Eyes That Saw
Architecture after Las Vegas
An intellectual panorama about the significance and lasting effect of Learning from Las Vegas in architecture and urban design as well as in visual arts
1st edition, 2020
504 pages, 197 color and 110 b/w illustrations
14 x 21 cm
At the peak of the 1968/69 students’ riots at American Universities, Robert Venturi and Denise Scott Brown, together with Steven Izenour, pursued their Design and Research Studio on the topic of Las Vegas at Yale School of Architecture. The results of this were condensed into the book Learning from Las Vegas that became a classic almost instantly upon its first publication in 1972. The treatise excited the 1970s architecture world and has remained influential to architects, teachers and theoreticians to the present day.
Some forty years later, Eyes that Saw: Architecture after Las Vegas offers a richly illustrated collection of essays by renowned scholars of art and architectural history, eminent architects, and artists, investigating Learning from Las Vegas and its heritage from various perspectives. All build on the knowledge of the radical influence it had on architecture and urban design, visual art, and even on history more generally. Published alongside are documents from the Venturi, Scott Brown & Associates Archive at University of Pennsylvania, as well as an illustrated chronology of the resonance in international media following the publication of Learning from Las Vegas in 1972.
With contributions by Stan Allen, David Allin, Eve Blau, Beatriz Colomina, Valéry Didelon, Elizabeth Diller, Peter Fischli, Dan Graham, Neil Levine, Mary McLeod, Rafael Moneo, Stanislaus von Moos, David M. Schwarz, Denise Scott Brown, Katherine Smith, Martino Stierli, Karin Theunissen, and Robert Venturi. Preface by Robert A.M. Stern.
Stanislaus von Moos is professor emeritus of art history at University of
Zürich. He has also been visiting professor of art history at Princeton and Yale
Universities and at the École Polytechnique Fédérale de Lausanne.

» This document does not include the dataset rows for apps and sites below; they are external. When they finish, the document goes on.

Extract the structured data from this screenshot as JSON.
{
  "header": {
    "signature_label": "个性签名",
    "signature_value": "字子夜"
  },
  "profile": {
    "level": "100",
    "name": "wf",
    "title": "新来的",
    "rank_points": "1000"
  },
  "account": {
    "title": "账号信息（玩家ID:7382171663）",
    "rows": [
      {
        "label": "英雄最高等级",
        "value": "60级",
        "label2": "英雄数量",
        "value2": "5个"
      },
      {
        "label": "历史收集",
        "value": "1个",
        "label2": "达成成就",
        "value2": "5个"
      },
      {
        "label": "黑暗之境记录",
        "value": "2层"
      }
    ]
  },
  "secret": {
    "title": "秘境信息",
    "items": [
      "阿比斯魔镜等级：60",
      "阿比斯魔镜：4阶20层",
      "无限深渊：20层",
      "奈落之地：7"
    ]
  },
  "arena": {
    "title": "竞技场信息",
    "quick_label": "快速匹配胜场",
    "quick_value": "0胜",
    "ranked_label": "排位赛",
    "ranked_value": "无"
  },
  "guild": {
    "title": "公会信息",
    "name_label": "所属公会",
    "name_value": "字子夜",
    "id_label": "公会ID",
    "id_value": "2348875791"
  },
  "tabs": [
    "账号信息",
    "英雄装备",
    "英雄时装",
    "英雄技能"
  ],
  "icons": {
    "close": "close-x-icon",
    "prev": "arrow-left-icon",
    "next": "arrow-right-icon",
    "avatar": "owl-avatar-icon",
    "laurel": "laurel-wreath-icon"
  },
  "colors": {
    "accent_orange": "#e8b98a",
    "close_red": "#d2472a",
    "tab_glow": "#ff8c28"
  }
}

Martino Stierli is the Philip Johnson Chief Curator of Architecture and Design at the Museum of Modern Art.
"The most important thing remains the original from 1972, because this is the work, the statement, the cult in its perfection. No more, no less. Eyes That Saw underlines exactly that. It's at least in line with Marshall Macluhan's publications or S, M, L, XL." Jonis Hartmann, Textem
"Anecdotes and analysis alternate, just as we know it from books and lectures by Denise Scott-Brown or Robert Venturi. In addition to important cross-references to art, especially Pop Art, "Eyes That Saw" makes comprehensible what the insights from Vegas, the need for symbols, signs, and ultimately the spurned decoration mean for the design of urban space." Katharina Cichosch, Monopol